Understanding the various investment scams, how to spot them, protect yourself from them, and some of the most recent threats facing investors today.
Fraudsters are quite clever in trying to convince you to turn over your hard-earned money. Many of the “popular” type frauds they perpetrate are actually some of the oldest tricks in books, dressed up to look like modern-day investment opportunities. New technologies including the use of the internet have transformed how these scams are delivered, but they are still scams.
In its simplest form, a Ponzi scheme involves a promoter offering an investment opportunity promising a high rate of return. However, in reality, new investor money is used to pay those high rates of return to earlier investors. Earlier investors are happy because they appear to be receiving a significant return on their investment on paper. Unfortunately, those early investors may encourage their family and friends to invest as well. The scheme continues as long as new investors provide funds. When the scheme collapses, new investors lose their money, the early investors also lose out, and the promoter walks away with everyone’s money.

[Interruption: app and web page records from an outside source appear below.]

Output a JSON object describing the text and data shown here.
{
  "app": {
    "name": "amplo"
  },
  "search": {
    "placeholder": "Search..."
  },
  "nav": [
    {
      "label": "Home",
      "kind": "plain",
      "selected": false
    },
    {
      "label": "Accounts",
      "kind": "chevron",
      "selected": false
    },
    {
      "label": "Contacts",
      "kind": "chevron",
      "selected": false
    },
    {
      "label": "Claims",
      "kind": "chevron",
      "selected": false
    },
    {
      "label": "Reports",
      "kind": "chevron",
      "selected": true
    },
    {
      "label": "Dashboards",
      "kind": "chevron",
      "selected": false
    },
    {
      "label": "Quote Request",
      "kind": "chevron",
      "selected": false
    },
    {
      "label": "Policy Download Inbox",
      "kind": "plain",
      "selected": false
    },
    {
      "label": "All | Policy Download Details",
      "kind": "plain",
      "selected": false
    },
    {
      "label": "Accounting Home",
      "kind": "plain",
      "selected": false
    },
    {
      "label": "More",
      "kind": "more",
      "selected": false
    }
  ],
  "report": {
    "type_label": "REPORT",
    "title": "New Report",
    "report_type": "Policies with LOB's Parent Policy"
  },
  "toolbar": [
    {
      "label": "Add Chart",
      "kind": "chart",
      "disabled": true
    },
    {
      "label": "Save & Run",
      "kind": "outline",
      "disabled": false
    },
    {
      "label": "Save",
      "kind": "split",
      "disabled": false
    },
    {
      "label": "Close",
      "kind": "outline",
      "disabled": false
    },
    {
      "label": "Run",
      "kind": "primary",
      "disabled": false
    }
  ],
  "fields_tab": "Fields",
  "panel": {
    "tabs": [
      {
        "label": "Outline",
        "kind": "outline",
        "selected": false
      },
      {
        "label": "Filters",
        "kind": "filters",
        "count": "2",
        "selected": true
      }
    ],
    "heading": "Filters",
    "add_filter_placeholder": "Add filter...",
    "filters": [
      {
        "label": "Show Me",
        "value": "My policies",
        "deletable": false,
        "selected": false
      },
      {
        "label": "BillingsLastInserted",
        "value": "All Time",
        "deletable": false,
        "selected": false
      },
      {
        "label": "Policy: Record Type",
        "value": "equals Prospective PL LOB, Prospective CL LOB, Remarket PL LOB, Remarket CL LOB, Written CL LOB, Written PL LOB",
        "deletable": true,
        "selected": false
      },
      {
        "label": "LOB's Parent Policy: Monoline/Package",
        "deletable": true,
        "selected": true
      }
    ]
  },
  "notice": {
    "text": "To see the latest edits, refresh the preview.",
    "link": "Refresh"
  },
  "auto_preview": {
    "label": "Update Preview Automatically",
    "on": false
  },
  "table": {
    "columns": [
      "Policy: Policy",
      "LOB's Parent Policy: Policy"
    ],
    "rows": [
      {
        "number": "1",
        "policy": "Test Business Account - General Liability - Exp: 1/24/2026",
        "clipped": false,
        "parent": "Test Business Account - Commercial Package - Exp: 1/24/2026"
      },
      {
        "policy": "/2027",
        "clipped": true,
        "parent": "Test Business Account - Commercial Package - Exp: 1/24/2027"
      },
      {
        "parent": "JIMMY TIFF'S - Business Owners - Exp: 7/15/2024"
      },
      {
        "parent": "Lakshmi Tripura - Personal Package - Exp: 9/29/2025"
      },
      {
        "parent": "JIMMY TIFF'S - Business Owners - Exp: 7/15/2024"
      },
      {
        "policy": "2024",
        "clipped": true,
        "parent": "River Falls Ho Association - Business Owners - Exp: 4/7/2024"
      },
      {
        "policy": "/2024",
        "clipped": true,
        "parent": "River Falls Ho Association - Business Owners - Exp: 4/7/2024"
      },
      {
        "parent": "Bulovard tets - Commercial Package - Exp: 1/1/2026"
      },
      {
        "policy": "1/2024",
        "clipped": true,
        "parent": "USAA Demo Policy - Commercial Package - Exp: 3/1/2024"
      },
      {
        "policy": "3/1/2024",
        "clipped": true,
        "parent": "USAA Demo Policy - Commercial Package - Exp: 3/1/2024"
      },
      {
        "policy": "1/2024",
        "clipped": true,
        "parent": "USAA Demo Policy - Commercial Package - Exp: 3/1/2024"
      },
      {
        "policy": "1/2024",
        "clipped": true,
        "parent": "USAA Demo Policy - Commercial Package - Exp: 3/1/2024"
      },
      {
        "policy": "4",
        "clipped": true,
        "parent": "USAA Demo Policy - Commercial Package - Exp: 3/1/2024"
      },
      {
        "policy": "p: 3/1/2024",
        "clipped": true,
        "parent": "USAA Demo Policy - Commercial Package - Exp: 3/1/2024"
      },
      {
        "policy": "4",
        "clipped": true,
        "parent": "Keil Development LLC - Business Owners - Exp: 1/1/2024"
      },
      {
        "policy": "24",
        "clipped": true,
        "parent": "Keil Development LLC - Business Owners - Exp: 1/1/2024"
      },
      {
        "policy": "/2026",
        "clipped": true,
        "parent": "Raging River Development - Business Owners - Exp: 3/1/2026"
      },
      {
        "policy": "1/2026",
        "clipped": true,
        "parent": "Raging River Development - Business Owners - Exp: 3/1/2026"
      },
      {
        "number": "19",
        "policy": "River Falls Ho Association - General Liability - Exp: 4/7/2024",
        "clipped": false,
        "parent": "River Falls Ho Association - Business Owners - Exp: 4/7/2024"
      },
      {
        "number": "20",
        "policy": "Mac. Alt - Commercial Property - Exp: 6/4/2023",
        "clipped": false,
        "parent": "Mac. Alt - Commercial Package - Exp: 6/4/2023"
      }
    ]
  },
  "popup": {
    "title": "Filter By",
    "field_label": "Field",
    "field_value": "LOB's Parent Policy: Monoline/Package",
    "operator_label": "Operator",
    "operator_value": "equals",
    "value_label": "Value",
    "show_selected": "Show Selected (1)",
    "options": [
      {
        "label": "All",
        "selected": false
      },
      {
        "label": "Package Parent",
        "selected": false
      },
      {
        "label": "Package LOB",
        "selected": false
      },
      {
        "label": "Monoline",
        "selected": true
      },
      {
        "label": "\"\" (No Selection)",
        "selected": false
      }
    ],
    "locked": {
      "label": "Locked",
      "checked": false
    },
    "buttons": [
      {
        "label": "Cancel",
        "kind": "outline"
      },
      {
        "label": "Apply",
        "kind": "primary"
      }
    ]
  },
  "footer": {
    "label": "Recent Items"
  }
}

Fraudsters pretend to be a member of a group such as a religious organization, civic group, book club, community group, or other organizations where its members have a common tie. The con artist in this case is usually new to the group and quickly becomes a popular and trusted member who convinces a certain few (usually the most prominent, respected members) to invest in a "sound and lucrative investment opportunity". Over time, other members of the group learn about the investment, relying completely on the trust of others that it is a "good investment". Once the con artist believes he or she has convinced enough members to “invest”, they disappear with the member's money, never to be seen again.
Cold Calling and Boiler Room Scams
The name describes a fraudulent operation where promoters use heat and high pressure to convince people over the telephone to purchase risky, unknown, or even fake investments. The promoters are trained to use high-pressure tactics to convince you to invest and may even call multiple times to talk about other “sure win opportunities”. Quite often they will demand that you make an immediate decision to purchase the product. And the best way to handle these calls? Hang up!
Some scams are promoted through email and social media posts promising high returns for investing in companies that are largely unknown. They appear to be legitimate and professional looking offers. However, the goal is to convince people to purchase stock, “pumping up” the price of the stock, only for the fraudster to “dump” the stock so they can sell their shares at a higher price. Others will use the latest news and current events such as hurricanes or other catastrophic events to cloak their schemes with the air of immediacy and legitimacy. Just because it is on the internet does not mean it is true!
What information can the Bureau provide about a person trying to sell me a certain investment?
The Bureau has a registration database of all broker dealers, investment advisers and their agent representative licensed to conduct business in New Hampshire. Information regarding their employment history, securities licenses, customer complaints and other information is available. Keep in mind most perpetrators are unlicensed and try their best to operate under the radar.
Is the company or investment opportunity registered in New Hampshire?
In most cases, securities offered for sale in the state must be registered with the Bureau. Call the Bureau for information to confirm this information.
Is the investment safe?
The Bureau cannot weigh in on the safety of an investment or make any recommendations, but we do require that risks associated with investments are properly disclosed in offering documents. Also, that the person offering the investment is properly licensed.
I am the victim of an investment scam. What should I do?
Investor threats are constantly evolving
To learn more about other investment scams including the most recent top investor threats facing investors, check out the following information - courtesy of the N.H. Bureau of Securities’ member organization the North American Securities Administrator Association.